### Listed records
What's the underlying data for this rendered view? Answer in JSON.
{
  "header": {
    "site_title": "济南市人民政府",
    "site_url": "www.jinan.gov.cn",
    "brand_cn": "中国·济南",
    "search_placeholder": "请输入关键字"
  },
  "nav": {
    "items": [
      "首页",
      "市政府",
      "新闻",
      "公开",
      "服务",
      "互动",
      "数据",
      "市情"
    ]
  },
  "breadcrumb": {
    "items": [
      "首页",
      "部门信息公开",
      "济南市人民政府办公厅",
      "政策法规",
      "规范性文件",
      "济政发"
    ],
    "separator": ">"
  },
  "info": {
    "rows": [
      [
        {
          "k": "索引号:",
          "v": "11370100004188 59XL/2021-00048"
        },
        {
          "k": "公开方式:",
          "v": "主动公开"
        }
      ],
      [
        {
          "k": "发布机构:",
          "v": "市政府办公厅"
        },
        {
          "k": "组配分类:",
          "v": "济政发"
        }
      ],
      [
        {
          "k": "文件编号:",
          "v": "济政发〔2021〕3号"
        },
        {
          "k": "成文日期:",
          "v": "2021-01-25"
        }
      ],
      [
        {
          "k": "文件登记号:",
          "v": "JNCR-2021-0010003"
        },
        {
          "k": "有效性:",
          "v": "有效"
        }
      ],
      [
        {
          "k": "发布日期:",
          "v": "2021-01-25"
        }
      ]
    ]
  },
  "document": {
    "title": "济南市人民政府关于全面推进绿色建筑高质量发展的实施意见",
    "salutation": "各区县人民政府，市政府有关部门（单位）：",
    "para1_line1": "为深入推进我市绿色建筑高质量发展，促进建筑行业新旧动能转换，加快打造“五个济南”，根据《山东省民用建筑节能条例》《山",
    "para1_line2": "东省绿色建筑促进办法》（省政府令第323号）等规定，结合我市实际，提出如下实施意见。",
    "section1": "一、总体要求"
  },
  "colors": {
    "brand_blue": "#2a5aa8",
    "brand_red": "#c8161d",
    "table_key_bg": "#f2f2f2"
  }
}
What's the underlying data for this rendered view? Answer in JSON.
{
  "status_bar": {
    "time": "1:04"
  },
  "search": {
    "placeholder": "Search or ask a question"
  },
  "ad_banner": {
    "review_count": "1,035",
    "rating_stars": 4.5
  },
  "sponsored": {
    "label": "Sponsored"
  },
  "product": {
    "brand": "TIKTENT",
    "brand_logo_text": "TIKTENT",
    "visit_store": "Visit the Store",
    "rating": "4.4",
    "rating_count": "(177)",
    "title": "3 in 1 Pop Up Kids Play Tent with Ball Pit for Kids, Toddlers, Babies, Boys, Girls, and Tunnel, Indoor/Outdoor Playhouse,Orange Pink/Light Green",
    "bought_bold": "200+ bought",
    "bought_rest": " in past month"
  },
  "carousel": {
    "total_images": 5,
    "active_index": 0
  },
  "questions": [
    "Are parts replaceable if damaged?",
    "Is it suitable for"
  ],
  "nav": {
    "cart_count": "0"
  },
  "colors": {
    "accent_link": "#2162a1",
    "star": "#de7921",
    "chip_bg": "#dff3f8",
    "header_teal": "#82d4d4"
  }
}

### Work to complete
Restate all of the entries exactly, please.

### Your response
What's the underlying data for this rendered view? Answer in JSON.
{
  "header": {
    "site_title": "济南市人民政府",
    "site_url": "www.jinan.gov.cn",
    "brand_cn": "中国·济南",
    "search_placeholder": "请输入关键字"
  },
  "nav": {
    "items": [
      "首页",
      "市政府",
      "新闻",
      "公开",
      "服务",
      "互动",
      "数据",
      "市情"
    ]
  },
  "breadcrumb": {
    "items": [
      "首页",
      "部门信息公开",
      "济南市人民政府办公厅",
      "政策法规",
      "规范性文件",
      "济政发"
    ],
    "separator": ">"
  },
  "info": {
    "rows": [
      [
        {
          "k": "索引号:",
          "v": "11370100004188 59XL/2021-00048"
        },
        {
          "k": "公开方式:",
          "v": "主动公开"
        }
      ],
      [
        {
          "k": "发布机构:",
          "v": "市政府办公厅"
        },
        {
          "k": "组配分类:",
          "v": "济政发"
        }
      ],
      [
        {
          "k": "文件编号:",
          "v": "济政发〔2021〕3号"
        },
        {
          "k": "成文日期:",
          "v": "2021-01-25"
        }
      ],
      [
        {
          "k": "文件登记号:",
          "v": "JNCR-2021-0010003"
        },
        {
          "k": "有效性:",
          "v": "有效"
        }
      ],
      [
        {
          "k": "发布日期:",
          "v": "2021-01-25"
        }
      ]
    ]
  },
  "document": {
    "title": "济南市人民政府关于全面推进绿色建筑高质量发展的实施意见",
    "salutation": "各区县人民政府，市政府有关部门（单位）：",
    "para1_line1": "为深入推进我市绿色建筑高质量发展，促进建筑行业新旧动能转换，加快打造“五个济南”，根据《山东省民用建筑节能条例》《山",
    "para1_line2": "东省绿色建筑促进办法》（省政府令第323号）等规定，结合我市实际，提出如下实施意见。",
    "section1": "一、总体要求"
  },
  "colors": {
    "brand_blue": "#2a5aa8",
    "brand_red": "#c8161d",
    "table_key_bg": "#f2f2f2"
  }
}
What's the underlying data for this rendered view? Answer in JSON.
{
  "status_bar": {
    "time": "1:04"
  },
  "search": {
    "placeholder": "Search or ask a question"
  },
  "ad_banner": {
    "review_count": "1,035",
    "rating_stars": 4.5
  },
  "sponsored": {
    "label": "Sponsored"
  },
  "product": {
    "brand": "TIKTENT",
    "brand_logo_text": "TIKTENT",
    "visit_store": "Visit the Store",
    "rating": "4.4",
    "rating_count": "(177)",
    "title": "3 in 1 Pop Up Kids Play Tent with Ball Pit for Kids, Toddlers, Babies, Boys, Girls, and Tunnel, Indoor/Outdoor Playhouse,Orange Pink/Light Green",
    "bought_bold": "200+ bought",
    "bought_rest": " in past month"
  },
  "carousel": {
    "total_images": 5,
    "active_index": 0
  },
  "questions": [
    "Are parts replaceable if damaged?",
    "Is it suitable for"
  ],
  "nav": {
    "cart_count": "0"
  },
  "colors": {
    "accent_link": "#2162a1",
    "star": "#de7921",
    "chip_bg": "#dff3f8",
    "header_teal": "#82d4d4"
  }
}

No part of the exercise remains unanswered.